+++ Data for analysis

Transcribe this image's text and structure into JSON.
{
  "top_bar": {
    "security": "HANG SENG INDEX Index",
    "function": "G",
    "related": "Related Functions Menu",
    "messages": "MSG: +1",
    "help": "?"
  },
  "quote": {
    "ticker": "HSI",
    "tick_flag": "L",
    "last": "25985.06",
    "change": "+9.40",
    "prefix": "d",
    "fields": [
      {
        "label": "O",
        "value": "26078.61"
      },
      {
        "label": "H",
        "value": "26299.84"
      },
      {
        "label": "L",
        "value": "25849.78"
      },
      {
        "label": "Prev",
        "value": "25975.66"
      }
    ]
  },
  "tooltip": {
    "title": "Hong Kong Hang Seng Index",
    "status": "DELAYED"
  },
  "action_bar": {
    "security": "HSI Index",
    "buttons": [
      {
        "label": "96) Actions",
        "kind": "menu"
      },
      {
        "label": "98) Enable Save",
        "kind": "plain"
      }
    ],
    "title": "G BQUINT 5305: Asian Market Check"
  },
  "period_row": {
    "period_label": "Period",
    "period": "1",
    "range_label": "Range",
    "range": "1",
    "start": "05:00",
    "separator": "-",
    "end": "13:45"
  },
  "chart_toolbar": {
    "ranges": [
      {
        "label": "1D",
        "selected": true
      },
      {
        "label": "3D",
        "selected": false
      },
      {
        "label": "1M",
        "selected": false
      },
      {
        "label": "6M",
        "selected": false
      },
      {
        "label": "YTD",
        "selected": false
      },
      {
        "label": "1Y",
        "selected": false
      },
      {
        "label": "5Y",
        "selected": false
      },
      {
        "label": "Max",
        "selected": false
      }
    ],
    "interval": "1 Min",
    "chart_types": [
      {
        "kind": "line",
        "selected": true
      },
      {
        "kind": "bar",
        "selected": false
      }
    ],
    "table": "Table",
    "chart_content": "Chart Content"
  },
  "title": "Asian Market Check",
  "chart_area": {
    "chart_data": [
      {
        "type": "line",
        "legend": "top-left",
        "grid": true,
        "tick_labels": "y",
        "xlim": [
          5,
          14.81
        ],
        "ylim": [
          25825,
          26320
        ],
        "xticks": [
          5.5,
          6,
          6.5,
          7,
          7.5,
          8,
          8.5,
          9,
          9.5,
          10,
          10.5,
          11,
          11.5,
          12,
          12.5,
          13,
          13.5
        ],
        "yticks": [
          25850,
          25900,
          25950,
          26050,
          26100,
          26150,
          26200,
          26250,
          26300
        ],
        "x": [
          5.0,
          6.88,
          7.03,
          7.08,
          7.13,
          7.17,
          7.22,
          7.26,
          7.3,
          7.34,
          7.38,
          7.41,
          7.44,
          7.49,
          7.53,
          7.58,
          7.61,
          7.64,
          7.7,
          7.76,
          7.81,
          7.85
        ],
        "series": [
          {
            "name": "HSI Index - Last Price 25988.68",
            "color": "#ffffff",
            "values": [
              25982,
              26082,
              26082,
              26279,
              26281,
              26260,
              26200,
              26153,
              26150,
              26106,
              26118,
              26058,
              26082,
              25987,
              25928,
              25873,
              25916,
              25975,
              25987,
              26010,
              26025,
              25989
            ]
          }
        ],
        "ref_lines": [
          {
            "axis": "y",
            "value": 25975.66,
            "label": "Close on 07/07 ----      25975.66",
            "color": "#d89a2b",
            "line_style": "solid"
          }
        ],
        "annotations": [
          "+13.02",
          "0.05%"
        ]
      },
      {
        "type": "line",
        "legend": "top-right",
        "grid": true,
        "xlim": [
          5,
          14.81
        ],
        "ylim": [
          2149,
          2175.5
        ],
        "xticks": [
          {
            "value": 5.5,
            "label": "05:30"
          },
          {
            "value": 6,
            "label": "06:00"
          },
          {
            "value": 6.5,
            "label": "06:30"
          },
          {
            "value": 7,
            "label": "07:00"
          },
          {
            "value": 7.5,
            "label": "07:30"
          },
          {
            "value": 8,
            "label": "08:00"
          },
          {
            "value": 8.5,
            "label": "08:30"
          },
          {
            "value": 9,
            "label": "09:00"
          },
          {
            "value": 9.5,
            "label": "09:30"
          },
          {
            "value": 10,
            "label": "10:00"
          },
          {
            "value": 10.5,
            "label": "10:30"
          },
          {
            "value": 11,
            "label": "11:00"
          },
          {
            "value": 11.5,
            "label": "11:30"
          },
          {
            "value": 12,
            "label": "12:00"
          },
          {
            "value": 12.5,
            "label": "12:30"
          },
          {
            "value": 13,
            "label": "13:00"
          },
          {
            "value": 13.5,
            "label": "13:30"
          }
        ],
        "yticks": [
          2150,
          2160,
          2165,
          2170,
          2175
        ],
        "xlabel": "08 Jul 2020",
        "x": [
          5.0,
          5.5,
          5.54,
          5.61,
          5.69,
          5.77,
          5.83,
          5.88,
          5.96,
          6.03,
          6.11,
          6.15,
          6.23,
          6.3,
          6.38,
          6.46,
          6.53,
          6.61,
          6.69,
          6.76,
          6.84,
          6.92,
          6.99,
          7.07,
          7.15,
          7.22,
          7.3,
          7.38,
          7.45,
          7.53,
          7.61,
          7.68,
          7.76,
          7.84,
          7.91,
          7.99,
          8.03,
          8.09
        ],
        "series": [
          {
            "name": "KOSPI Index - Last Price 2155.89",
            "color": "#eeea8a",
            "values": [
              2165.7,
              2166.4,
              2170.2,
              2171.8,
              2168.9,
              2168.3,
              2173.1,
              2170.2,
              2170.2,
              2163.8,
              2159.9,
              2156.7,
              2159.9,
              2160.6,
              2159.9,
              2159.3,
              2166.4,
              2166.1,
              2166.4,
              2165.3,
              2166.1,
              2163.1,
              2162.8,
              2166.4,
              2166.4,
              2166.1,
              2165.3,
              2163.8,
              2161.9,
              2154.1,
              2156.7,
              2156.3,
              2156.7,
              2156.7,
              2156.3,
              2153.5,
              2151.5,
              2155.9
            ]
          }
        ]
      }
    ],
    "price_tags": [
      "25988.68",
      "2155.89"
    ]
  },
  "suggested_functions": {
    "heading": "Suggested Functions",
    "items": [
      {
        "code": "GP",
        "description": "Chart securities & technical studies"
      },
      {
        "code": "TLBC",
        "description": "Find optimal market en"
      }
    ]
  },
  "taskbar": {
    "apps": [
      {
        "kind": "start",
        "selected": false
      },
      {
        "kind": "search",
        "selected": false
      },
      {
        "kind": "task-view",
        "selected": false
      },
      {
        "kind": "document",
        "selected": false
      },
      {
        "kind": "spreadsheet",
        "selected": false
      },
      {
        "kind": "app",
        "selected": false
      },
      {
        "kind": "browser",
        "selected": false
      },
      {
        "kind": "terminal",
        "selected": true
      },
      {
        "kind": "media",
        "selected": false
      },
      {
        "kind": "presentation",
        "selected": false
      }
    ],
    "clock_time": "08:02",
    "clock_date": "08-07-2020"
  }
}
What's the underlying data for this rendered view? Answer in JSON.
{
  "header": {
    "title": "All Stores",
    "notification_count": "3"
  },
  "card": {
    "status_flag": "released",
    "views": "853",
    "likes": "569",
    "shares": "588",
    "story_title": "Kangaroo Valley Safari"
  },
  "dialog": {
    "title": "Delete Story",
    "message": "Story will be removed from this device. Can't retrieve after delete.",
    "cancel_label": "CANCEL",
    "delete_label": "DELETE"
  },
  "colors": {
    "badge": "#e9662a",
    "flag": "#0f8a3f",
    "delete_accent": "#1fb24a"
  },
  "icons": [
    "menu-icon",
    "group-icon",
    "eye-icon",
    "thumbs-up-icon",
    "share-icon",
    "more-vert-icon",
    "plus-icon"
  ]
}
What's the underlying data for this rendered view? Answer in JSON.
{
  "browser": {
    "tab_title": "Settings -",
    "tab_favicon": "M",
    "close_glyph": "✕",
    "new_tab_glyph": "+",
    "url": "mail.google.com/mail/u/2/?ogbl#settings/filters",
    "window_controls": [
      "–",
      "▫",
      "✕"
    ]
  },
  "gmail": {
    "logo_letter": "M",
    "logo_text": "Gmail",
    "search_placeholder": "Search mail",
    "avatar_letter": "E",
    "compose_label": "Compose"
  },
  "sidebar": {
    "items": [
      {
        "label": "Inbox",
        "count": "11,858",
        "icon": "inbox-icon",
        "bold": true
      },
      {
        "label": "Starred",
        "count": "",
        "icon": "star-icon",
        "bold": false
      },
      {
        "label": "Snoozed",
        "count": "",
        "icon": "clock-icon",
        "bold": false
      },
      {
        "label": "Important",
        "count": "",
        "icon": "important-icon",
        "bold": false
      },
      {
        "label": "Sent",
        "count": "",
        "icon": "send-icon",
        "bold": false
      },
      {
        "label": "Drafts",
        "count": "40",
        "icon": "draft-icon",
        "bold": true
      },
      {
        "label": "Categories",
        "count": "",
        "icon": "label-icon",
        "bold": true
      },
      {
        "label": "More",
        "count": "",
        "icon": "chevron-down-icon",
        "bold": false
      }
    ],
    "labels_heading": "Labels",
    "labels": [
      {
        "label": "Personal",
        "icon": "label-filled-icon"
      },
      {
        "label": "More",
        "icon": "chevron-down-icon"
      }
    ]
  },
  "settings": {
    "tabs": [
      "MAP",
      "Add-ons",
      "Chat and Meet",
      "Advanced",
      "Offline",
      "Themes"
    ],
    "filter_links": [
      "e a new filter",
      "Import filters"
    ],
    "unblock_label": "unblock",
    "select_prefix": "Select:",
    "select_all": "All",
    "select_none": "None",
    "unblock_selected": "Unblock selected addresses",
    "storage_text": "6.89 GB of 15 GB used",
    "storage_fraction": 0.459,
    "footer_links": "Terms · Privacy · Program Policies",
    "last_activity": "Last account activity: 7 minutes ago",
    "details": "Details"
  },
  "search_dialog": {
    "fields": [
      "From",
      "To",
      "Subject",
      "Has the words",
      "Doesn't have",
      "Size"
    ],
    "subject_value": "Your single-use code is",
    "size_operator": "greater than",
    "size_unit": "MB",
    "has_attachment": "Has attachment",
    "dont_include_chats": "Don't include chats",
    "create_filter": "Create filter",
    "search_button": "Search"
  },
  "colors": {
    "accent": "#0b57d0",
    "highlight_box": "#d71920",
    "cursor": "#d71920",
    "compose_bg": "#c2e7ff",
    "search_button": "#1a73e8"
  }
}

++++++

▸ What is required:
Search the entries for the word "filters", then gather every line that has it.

▸ Result of the task:
    "url": "mail.google.com/mail/u/2/?ogbl#settings/filters",
      "Import filters"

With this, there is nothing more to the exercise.